conceals its effects in order to appear politically acceptable
(though this is, of course, a common political move).
Commenters at the WiP had a variety of questions and criticisms of the paper. One theme discussed was raised by Prof. Bloche himself - the "law of the horse" problem. Named for Judge Frank Easterbrook's famous dismissal of "cyberlaw" as a discipline, the issue here is whether "health law" is a

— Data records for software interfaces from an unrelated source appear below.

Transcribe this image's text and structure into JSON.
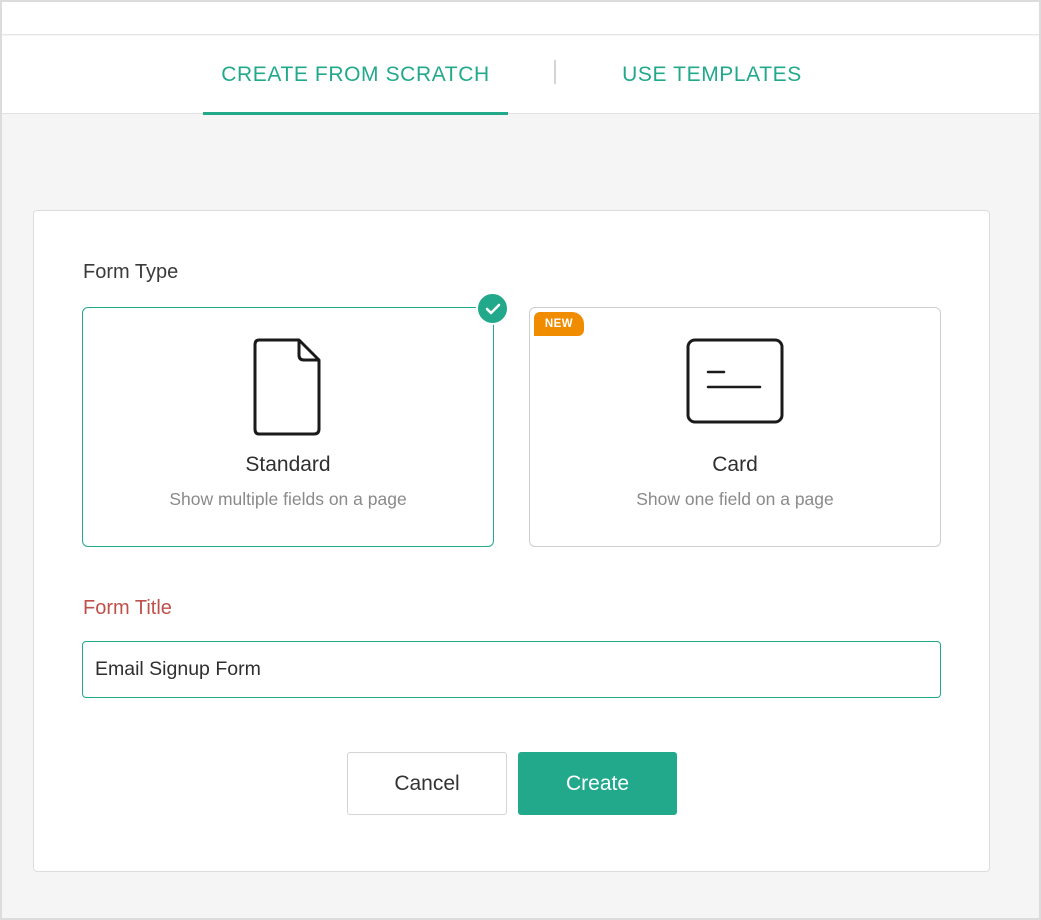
{
  "tabs": {
    "scratch_label": "CREATE FROM SCRATCH",
    "templates_label": "USE TEMPLATES"
  },
  "form_type": {
    "label": "Form Type",
    "options": [
      {
        "title": "Standard",
        "description": "Show multiple fields on a page",
        "icon": "document-icon",
        "selected": true
      },
      {
        "title": "Card",
        "description": "Show one field on a page",
        "icon": "card-icon",
        "badge": "NEW",
        "selected": false
      }
    ]
  },
  "form_title": {
    "label": "Form Title",
    "value": "Email Signup Form"
  },
  "buttons": {
    "cancel": "Cancel",
    "create": "Create"
  },
  "colors": {
    "accent": "#22a98b",
    "error_label": "#c0504b",
    "badge": "#f08c00"
  }
}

necessary or useful separate field of study. Prof. Bloche's paper is written in large part as a response to this criticism of the field, but not every participant in the WiP was convinced. Some argued that the changes in the health care system advocated in Prof. Bloche's paper, however innovative or promising, are not strictly legal - they could have been proposed by other players - doctors, public policy scholars, economists, etc. Prof. Bloche's response was to say that legal scholars, unlike many other players who are more narrowly-focused or beholden to stakeholders, have an independent perspective and a broad view of how health care and regulatory governance interact. While my experience with law professors, particularly at the WiP events, has taught me that they are a pretty independently-thinking bunch, I'm not so sure that perception carries over to the general public or even other health experts. Lawyers do not have a great reputation in the health community. Lawyers do, of course, have institutional design skills that those in these other fields may lack (doctors, in particular, have a bad reputation in this area, though it is unclear whether it is deserved).

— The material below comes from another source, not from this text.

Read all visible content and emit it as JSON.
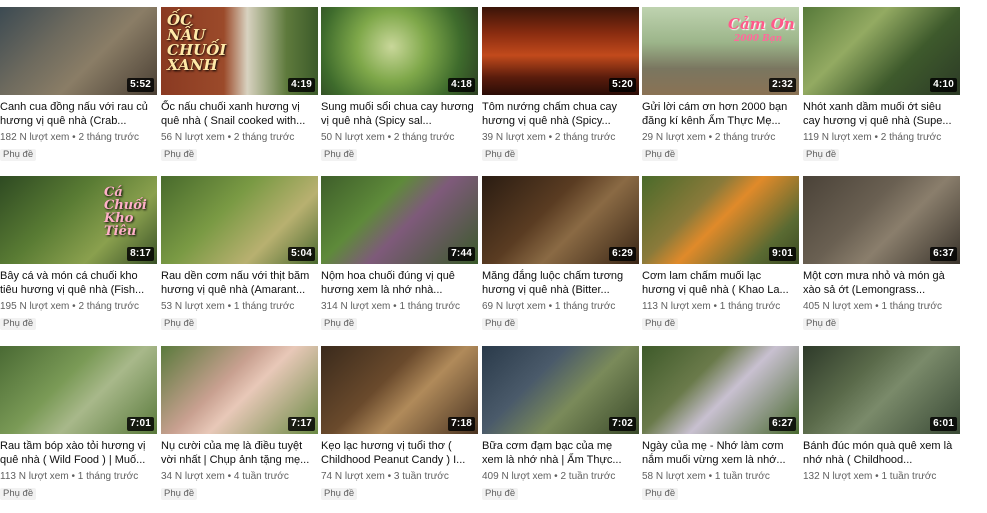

In a similar vein, other commenters questioned what Prof. Bloche's characterization of the health care system as "emergent" added to his arguments. Does this mean anything more than that the system is complex? That changes might have effects well beyond those intended? What does a reformer of an emergent system have to do differently? Are those things we didn't realize until we used the "emergent systems" model, or things that were already obvious? To put the question a different way, could you excise the discussion of "emergent" systems from Prof. Bloche's analysis and still appreciate the value of his policy prescriptions and arguments about the role of lawyers?
Other commenters also criticized specific elements of Prof. Bloche's policy proposals. One, for example, questioned whether we would be able to tell, in advance, which research would be likely to lead to cost-effective treatments (and which therefore, according to Prof. Bloche, should be supported instead of other research). Who decides? How? Do we have the good data about what spheres of research are best, or does research just seem to proceed serendipitiously? Prof. Bloche responded that lack of information is certainly a problem, possibly the key one in health care reform, but that there is enough good information to make at least some useful distinctions now.
Another commenter responded to this last point by comparing health care to other industries perceived as wasteful or failing, such as education, and expressed skepticism about whether more transparency and information would really help solve problems. Other industries, with education again as the best example, are awash in information yet are still ineffective and inefficient. Why should health care be different?
As with all papers presented at the WiP, Prof. Bloche's is still in the process of evolving. It will be interesting to see how he responds to these and other criticisms as that process continues.